[Exercise materials]

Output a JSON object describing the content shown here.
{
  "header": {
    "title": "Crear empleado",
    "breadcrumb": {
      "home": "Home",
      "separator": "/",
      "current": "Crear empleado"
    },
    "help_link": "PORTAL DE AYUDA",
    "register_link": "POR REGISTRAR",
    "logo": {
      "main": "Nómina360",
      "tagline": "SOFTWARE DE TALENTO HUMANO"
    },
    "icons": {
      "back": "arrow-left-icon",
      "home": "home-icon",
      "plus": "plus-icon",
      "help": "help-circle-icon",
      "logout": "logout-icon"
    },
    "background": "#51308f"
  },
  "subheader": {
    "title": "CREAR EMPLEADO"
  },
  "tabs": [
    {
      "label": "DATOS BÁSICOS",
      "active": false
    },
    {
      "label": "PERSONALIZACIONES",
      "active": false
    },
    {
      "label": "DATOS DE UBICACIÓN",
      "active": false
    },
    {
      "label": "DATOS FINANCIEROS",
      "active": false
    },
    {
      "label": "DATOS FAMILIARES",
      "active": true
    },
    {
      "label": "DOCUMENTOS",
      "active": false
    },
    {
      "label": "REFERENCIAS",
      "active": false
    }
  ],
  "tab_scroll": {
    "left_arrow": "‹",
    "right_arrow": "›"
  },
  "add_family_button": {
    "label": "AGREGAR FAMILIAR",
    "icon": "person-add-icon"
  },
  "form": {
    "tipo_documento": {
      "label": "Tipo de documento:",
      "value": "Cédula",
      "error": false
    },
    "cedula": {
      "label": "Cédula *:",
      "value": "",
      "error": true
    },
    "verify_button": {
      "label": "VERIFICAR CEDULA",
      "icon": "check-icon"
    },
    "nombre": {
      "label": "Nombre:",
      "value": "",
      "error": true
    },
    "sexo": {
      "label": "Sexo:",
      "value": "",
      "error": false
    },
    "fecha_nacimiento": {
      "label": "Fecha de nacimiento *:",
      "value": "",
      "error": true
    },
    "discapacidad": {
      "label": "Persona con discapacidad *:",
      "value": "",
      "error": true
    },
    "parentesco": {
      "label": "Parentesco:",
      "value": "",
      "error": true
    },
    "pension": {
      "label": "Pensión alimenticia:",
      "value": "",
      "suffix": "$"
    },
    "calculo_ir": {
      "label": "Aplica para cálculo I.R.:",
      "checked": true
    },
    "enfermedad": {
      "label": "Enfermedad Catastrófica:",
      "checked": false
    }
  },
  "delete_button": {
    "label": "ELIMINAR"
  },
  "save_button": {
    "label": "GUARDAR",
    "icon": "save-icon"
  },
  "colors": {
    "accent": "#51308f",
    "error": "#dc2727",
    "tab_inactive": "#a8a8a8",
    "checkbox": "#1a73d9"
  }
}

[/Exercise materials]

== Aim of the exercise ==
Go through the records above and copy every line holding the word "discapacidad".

== Result for this exercise ==
    "discapacidad": {
      "label": "Persona con discapacidad *:",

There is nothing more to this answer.